YOUR INSTRUCTIONS: Return every line below in which "Specify" appears.

DATASET EXCERPTS:
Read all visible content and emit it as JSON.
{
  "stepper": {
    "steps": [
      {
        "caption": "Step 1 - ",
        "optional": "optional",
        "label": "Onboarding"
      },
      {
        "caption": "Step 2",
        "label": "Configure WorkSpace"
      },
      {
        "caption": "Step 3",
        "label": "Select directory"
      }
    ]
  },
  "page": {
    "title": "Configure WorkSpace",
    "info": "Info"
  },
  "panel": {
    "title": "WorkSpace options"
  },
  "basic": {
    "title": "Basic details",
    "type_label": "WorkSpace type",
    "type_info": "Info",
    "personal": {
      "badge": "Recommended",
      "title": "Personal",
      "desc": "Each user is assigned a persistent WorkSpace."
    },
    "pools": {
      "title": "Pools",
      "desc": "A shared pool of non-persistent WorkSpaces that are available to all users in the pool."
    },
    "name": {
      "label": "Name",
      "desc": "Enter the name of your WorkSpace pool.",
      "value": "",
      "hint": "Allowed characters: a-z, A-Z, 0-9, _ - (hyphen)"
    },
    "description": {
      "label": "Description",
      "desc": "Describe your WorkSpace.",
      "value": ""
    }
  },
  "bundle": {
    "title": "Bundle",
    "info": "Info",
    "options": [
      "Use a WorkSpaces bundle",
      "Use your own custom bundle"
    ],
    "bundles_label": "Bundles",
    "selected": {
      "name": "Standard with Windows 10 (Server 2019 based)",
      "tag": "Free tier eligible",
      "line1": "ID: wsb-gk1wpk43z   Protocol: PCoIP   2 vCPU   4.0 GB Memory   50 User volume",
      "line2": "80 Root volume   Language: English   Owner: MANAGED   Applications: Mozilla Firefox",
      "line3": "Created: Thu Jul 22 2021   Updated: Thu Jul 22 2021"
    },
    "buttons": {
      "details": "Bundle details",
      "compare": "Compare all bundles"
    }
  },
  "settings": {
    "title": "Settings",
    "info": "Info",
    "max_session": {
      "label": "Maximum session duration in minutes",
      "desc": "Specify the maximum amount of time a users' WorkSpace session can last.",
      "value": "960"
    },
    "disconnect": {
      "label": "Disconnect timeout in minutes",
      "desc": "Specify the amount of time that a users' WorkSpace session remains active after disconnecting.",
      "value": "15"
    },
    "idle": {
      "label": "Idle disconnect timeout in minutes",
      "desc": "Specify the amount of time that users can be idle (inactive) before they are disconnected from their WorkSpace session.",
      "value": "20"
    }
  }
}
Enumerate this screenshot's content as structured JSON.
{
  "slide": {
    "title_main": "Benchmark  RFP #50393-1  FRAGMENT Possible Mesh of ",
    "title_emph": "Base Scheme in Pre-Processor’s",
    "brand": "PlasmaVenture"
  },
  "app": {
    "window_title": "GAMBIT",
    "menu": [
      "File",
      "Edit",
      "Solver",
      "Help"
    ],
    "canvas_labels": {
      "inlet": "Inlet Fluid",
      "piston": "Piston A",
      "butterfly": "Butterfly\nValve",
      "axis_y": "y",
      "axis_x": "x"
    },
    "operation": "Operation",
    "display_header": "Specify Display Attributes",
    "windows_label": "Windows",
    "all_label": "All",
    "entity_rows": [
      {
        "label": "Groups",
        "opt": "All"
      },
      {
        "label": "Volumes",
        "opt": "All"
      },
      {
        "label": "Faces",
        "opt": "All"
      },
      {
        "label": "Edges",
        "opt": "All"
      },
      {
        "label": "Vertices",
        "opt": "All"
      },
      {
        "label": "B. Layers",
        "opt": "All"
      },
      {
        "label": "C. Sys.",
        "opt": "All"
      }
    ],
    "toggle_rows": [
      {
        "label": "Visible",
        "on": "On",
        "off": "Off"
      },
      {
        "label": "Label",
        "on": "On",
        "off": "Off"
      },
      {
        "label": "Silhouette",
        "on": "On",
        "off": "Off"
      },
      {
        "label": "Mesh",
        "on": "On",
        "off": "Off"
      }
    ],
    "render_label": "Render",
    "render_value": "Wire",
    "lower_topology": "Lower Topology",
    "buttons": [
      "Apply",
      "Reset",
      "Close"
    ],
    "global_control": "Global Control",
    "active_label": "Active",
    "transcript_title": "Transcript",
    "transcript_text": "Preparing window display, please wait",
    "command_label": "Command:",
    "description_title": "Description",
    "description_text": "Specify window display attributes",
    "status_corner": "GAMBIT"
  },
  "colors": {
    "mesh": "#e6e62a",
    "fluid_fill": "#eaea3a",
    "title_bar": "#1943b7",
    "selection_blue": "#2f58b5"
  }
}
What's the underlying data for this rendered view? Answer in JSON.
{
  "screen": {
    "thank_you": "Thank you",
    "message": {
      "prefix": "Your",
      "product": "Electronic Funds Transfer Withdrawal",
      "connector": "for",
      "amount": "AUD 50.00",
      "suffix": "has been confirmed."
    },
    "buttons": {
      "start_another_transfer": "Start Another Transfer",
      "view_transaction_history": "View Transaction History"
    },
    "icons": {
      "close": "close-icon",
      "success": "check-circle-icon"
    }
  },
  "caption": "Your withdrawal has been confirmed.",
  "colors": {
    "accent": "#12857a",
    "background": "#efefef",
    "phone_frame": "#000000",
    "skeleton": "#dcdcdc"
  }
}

RESPONSE TO THE TASK:
      "desc": "Specify the maximum amount of time a users' WorkSpace session can last.",
      "desc": "Specify the amount of time that a users' WorkSpace session remains active after disconnecting.",
      "desc": "Specify the amount of time that users can be idle (inactive) before they are disconnected from their WorkSpace session.",
    "display_header": "Specify Display Attributes",
    "description_text": "Specify window display attributes",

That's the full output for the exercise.